DEFINITION of Index ETF
Index ETFs are exchange-traded funds that seek to track a benchmark index like the S&P 500 as closely as possible. They are like index mutual funds, but where mutual fund shares can be redeemed at one price each day, the closing net asset value (NAV), index ETFs can be bought and sold throughout the day on a major exchange. With an index ETF, investors gain exposure to numerous securities in a single transaction.
Index ETFs can cover U.S. and foreign markets, specific sectors or different asset classes (i.e. small-caps, ADRs, etc.). Each asset incorporates a passive investment strategy, meaning the provider only changes the asset allocation when changes occur in the underlying index.
BREAKING DOWN Index ETF
Index ETFs may occasionally trade at a slight premium or discount to the fund's NAV, but any differences will be quickly rubbed out through arbitrage by institutional investors. In most cases, even the intraday prices correlate to the actual value of the underlying securities. Other types of ETFs include leveraged ETFs, which move like a regular ETF with an added multiplier, or short ETFs, which perform well when the underlying asset tumbles. Index ETFs are constructed from most of the major indexes such as the Dow Jones Industrial Average, the S&P 500 and the Russell 2000.
The fee structure is comparable to the cheapest no-load index mutual funds as measured by the expense ratio, but investors will typically pay standard commission rates for ETF trades.

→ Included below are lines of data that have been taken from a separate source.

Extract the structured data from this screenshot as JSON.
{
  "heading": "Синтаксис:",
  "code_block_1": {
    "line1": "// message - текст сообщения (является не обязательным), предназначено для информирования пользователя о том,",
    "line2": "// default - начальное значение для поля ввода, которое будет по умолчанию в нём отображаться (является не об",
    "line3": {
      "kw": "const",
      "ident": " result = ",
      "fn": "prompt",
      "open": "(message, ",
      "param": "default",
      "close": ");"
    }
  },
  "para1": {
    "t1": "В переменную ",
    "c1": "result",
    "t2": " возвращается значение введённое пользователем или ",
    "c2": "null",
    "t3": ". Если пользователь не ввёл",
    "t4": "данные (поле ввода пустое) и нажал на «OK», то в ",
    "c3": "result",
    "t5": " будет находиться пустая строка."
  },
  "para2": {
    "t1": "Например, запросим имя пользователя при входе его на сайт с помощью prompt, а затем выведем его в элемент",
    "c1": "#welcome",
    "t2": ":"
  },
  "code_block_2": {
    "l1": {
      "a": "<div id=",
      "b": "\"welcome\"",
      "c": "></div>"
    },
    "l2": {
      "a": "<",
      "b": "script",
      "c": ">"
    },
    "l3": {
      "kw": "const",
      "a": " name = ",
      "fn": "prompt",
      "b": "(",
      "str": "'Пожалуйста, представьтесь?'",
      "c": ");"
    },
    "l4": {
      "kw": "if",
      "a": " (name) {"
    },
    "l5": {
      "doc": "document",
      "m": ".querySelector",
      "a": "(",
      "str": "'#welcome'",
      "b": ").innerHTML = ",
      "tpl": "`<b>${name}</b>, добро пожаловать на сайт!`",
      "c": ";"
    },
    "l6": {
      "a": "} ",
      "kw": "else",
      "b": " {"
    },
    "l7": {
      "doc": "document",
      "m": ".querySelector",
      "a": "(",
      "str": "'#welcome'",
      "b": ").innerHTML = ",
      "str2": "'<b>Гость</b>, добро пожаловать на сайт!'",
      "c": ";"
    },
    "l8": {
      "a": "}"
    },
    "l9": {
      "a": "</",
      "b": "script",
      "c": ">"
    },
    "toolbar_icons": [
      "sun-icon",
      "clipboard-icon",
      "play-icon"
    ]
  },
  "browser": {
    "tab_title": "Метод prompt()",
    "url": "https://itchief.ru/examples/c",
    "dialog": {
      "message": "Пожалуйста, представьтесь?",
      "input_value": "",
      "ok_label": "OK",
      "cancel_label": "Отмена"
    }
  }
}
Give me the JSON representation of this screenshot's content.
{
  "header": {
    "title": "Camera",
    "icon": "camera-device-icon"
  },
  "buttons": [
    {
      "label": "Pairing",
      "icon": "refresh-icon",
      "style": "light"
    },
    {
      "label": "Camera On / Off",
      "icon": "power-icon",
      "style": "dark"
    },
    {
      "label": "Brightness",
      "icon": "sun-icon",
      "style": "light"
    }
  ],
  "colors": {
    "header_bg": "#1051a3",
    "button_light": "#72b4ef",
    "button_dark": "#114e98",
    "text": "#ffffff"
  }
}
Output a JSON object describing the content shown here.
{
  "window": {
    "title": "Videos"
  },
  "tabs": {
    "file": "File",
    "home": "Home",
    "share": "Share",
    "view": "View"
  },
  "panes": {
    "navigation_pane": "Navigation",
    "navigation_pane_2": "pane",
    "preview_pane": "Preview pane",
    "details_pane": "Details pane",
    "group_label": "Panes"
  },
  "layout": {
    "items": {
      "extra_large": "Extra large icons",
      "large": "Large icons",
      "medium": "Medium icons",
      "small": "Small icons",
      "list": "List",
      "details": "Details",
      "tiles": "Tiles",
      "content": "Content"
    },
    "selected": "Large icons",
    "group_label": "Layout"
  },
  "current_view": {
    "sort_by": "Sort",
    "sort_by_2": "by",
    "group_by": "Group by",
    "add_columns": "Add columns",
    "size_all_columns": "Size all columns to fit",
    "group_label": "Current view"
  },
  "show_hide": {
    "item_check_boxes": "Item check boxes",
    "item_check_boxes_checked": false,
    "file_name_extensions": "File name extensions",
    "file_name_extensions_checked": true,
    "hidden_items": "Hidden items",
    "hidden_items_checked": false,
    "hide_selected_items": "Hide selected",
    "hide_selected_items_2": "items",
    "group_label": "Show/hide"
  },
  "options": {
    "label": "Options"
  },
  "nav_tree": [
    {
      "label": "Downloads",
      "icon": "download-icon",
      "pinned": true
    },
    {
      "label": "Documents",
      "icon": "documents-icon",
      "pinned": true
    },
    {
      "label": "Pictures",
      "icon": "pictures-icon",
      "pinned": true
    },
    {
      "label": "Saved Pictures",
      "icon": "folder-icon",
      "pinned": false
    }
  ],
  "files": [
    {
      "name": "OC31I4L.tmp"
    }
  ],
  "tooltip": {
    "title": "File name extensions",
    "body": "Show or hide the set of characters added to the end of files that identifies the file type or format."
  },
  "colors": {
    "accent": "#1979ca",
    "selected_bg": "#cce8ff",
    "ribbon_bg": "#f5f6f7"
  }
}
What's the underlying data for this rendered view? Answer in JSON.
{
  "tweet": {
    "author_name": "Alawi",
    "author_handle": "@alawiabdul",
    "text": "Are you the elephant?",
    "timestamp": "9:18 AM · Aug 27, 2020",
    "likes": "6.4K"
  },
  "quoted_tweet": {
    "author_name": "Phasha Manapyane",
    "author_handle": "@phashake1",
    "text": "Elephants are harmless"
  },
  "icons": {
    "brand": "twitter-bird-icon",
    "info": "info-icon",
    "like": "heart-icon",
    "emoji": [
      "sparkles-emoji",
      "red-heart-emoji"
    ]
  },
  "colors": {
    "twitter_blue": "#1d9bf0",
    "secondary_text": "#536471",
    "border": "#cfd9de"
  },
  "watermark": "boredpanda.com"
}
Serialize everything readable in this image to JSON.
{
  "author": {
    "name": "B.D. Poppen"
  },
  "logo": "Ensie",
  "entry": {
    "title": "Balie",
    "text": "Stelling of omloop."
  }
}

It is often charged when a buy or sell order is made, though many brokers offer a wide selection of commission-free ETFs.
Index ETFs can be set up as either grantor trusts, unit investment trusts (UITs) or open-ended mutual funds, and will subsequently have some different regulatory guidelines. Most index ETF shares can be traded with limit orders, sold short and purchased on margin.
Advantages of an Index ETF
Like other exchange traded products, Index ETFs offers instant diversification in a tax efficient and cost effective investment. Other advantages of a broad-based index ETF include less volatility than a strategy specific fund, tighter bid-ask spreads (so orders are filled easily and efficiently), and attractive fee structures.
Of course, no investment comes without risk. Index ETFs don't always track the underlying asset perfectly and may vary as much as a percentage point at any given time. Investors should consider asset fees, liquidity, and tracking error among standard investing basics before making an investment.